Itsu [dining] 100 Notting Hill Gate, London W11 3QA

There are few Londoners who haven’t been drawn in by the primary colours, bold font and tantalisingly healthy food on display at a high street branch of itsu.

What you might not know, if all you do is sprint in from your desk for salted edamame beans, chocolate-covered rice cakes or steaming pots of brown noodle soup, is that itsu is more than just a chain. The brand has a handful of sit down restaurants, one of which, the smart [dining] venue in Chelsea, scooped Time Out’s Oriental Restaurant of the Year award.
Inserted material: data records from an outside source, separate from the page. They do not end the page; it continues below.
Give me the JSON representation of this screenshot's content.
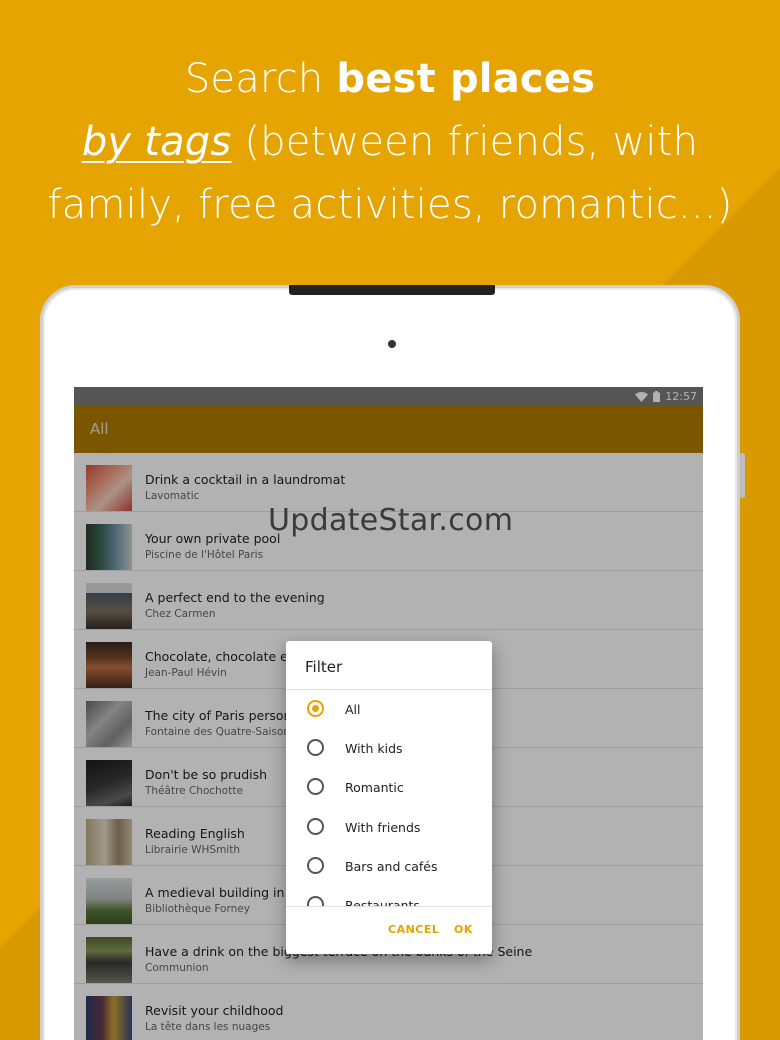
{
  "headline": {
    "l1_pre": "Search ",
    "l1_bold": "best places",
    "l2_u": "by tags",
    "l2_rest": " (between friends, with",
    "l3": "family, free activities, romantic...)"
  },
  "status": {
    "time": "12:57"
  },
  "appbar": {
    "title": "All"
  },
  "places": [
    {
      "title": "Drink a cocktail in a laundromat",
      "subtitle": "Lavomatic"
    },
    {
      "title": "Your own private pool",
      "subtitle": "Piscine de l'Hôtel Paris"
    },
    {
      "title": "A perfect end to the evening",
      "subtitle": "Chez Carmen"
    },
    {
      "title": "Chocolate, chocolate eve",
      "subtitle": "Jean-Paul Hévin"
    },
    {
      "title": "The city of Paris personi",
      "subtitle": "Fontaine des Quatre-Saison"
    },
    {
      "title": "Don't be so prudish",
      "subtitle": "Théâtre Chochotte"
    },
    {
      "title": "Reading English",
      "subtitle": "Librairie WHSmith"
    },
    {
      "title": "A medieval building in Le",
      "subtitle": "Bibliothèque Forney"
    },
    {
      "title": "Have a drink on the biggest terrace on the banks of the Seine",
      "subtitle": "Communion"
    },
    {
      "title": "Revisit your childhood",
      "subtitle": "La tête dans les nuages"
    }
  ],
  "dialog": {
    "title": "Filter",
    "options": [
      "All",
      "With kids",
      "Romantic",
      "With friends",
      "Bars and cafés",
      "Restaurants"
    ],
    "selected": "All",
    "cancel": "CANCEL",
    "ok": "OK"
  },
  "watermark": "UpdateStar.com",
  "colors": {
    "accent": "#E5A400",
    "appbar": "#B07C00",
    "statusbar": "#7a7a7a"
  }
}
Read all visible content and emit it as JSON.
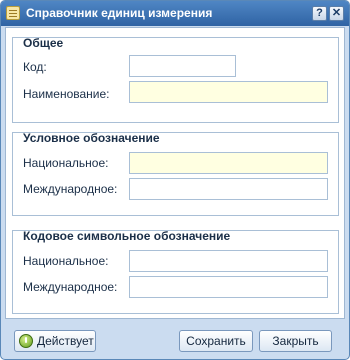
{
  "window": {
    "title": "Справочник единиц измерения",
    "help_glyph": "?",
    "close_glyph": "✕"
  },
  "groups": {
    "general": {
      "legend": "Общее",
      "code_label": "Код:",
      "code_value": "",
      "name_label": "Наименование:",
      "name_value": ""
    },
    "conventional": {
      "legend": "Условное обозначение",
      "national_label": "Национальное:",
      "national_value": "",
      "international_label": "Международное:",
      "international_value": ""
    },
    "code_symbol": {
      "legend": "Кодовое символьное обозначение",
      "national_label": "Национальное:",
      "national_value": "",
      "international_label": "Международное:",
      "international_value": ""
    }
  },
  "footer": {
    "status_label": "Действует",
    "save_label": "Сохранить",
    "close_label": "Закрыть"
  },
  "colors": {
    "required_field": "#ffffe1",
    "titlebar": "#3a6fb0"
  }
}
itsu has big plans to spread outside of London, starting with the opening of a £1 million restaurant in Oxford last year. But before all that, their latest project is one that founder of itsu, Julian Metcalfe, has been mulling over for years but never thought would happen: the release of the itsu cookbook.

Upstairs, at the Notting Hill Gate itsu [dining]’s Butterfly Bar, underneath the rainbow-painted wall decorations and surrounded by sweeping views of London by night, courtesy of the floor-to-ceiling windows, the room was buzzing with book launch chatter.

The book in question, a chunky, white rectangle covered in the same itsu brand font (but without the softly-lit photographs of lithesome model types running about on beaches that adorn the walls in branch) offers “100 low-calorie eat beautiful recipes for health & happiness,” with every recipe taking under 30 minutes to make and weighing in at under a waif-like 300 calories.

While we were fed sushi-sized canapés and deliciously strong ginger mojitos, I leafed through the book, admiring its glossy pictures, comprehensive stockist guides and idiot proof methods. Although I did balk at the’Storecupboards essentials’ page, which – in a frighteningly similar manner to Gwyneth Paltrow’s It All Good book – suggests that things like kombu, bonito flakes, crystal roll wrappers and dashi powder should make it on to your essential shopping list.

The Asian-inspired restaurant favourites (yes, the top selling Vietnamese chicken salad dish made it into the book) were put together by Julian Metcalfe and chef and writer Blanche Vaughan. They were also monitored and calculated by nutritional consultant Angela Dowden, the brains behind the phenomenally successful 5:2 cookbook, who has meticulously worked out fat, calorie counts and superfood content in each and every recipe.

itsu isn’t the first to release an own brand cookbook. Noodle chain Wagamama put their own book out onto the market in 2005 and, if you think that revealing the secrets, methods and ingredients behind the food on the menu in store might be financial suicide, then think again. The meals are all aimed at quick cooking from a well-stocked vegetable and spice store cupboard so, unless itsu regulars fancy carting carrier bags full of emergency fish sauce and sushi mats to the work canteen, then it’s unlikely that this release will damage their day trade of speedy lunchers and one-stop healthy shoppers.

The eagle-eyed will spot that while itsu claims to make 64’light, green’ dishes in store, there are a nice round 100 recipes packed into their smart cookbook, which means that over a third of the food in the book consists of brand new meals. Good news for staunch fans of itsu’s brand of Asian lunches and suspiciously good for you snacks.

The book is available for £15.99 in all itsu branches, and at Heathrow airport, or not, actually, because, according to a beaming Julian Metcalfe on the night of the launch on 27 February, those sold out within a few hours.